Dataset rows describing interfaces:
== Segment start ==

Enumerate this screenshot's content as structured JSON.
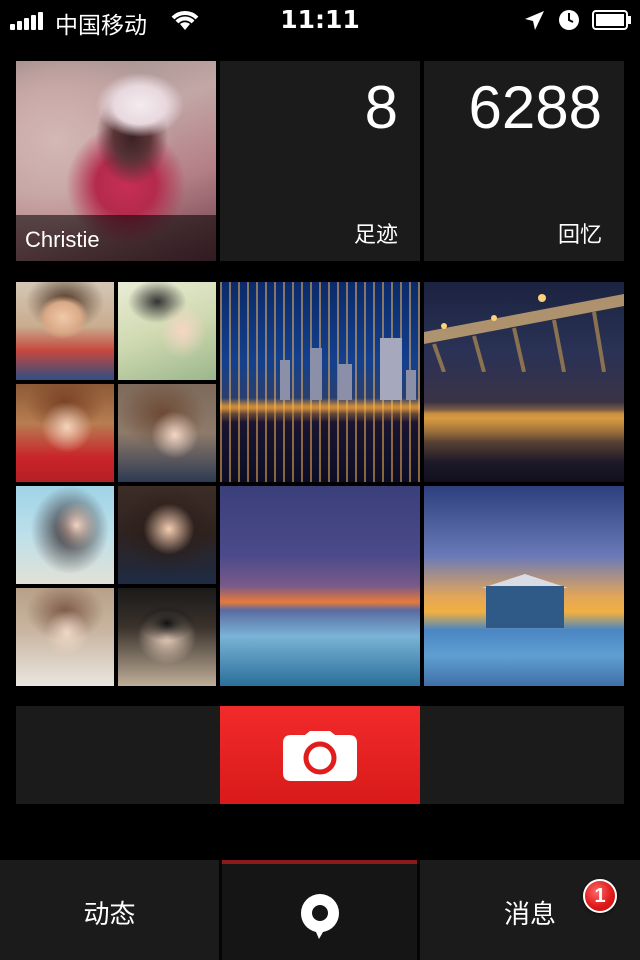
{
  "status_bar": {
    "carrier": "中国移动",
    "time": "11:11"
  },
  "profile": {
    "name": "Christie"
  },
  "stats": {
    "footprints": {
      "value": "8",
      "label": "足迹"
    },
    "memories": {
      "value": "6288",
      "label": "回忆"
    }
  },
  "tab_bar": {
    "feed_label": "动态",
    "messages_label": "消息",
    "messages_badge": "1"
  },
  "colors": {
    "accent": "#e8201f",
    "tile_background": "#1b1b1b",
    "badge": "#e01b1b"
  },
  "icons": {
    "signal": "signal-icon",
    "wifi": "wifi-icon",
    "location": "location-arrow-icon",
    "clock": "clock-icon",
    "battery": "battery-icon",
    "camera": "camera-icon",
    "map_pin": "map-pin-icon"
  }
}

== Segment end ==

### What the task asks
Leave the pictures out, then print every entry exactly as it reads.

### Answer space
Enumerate this screenshot's content as structured JSON.
{
  "status_bar": {
    "carrier": "中国移动",
    "time": "11:11"
  },
  "profile": {
    "name": "Christie"
  },
  "stats": {
    "footprints": {
      "value": "8",
      "label": "足迹"
    },
    "memories": {
      "value": "6288",
      "label": "回忆"
    }
  },
  "tab_bar": {
    "feed_label": "动态",
    "messages_label": "消息",
    "messages_badge": "1"
  },
  "colors": {
    "accent": "#e8201f",
    "tile_background": "#1b1b1b",
    "badge": "#e01b1b"
  },
  "icons": {
    "signal": "signal-icon",
    "wifi": "wifi-icon",
    "location": "location-arrow-icon",
    "clock": "clock-icon",
    "battery": "battery-icon",
    "camera": "camera-icon",
    "map_pin": "map-pin-icon"
  }
}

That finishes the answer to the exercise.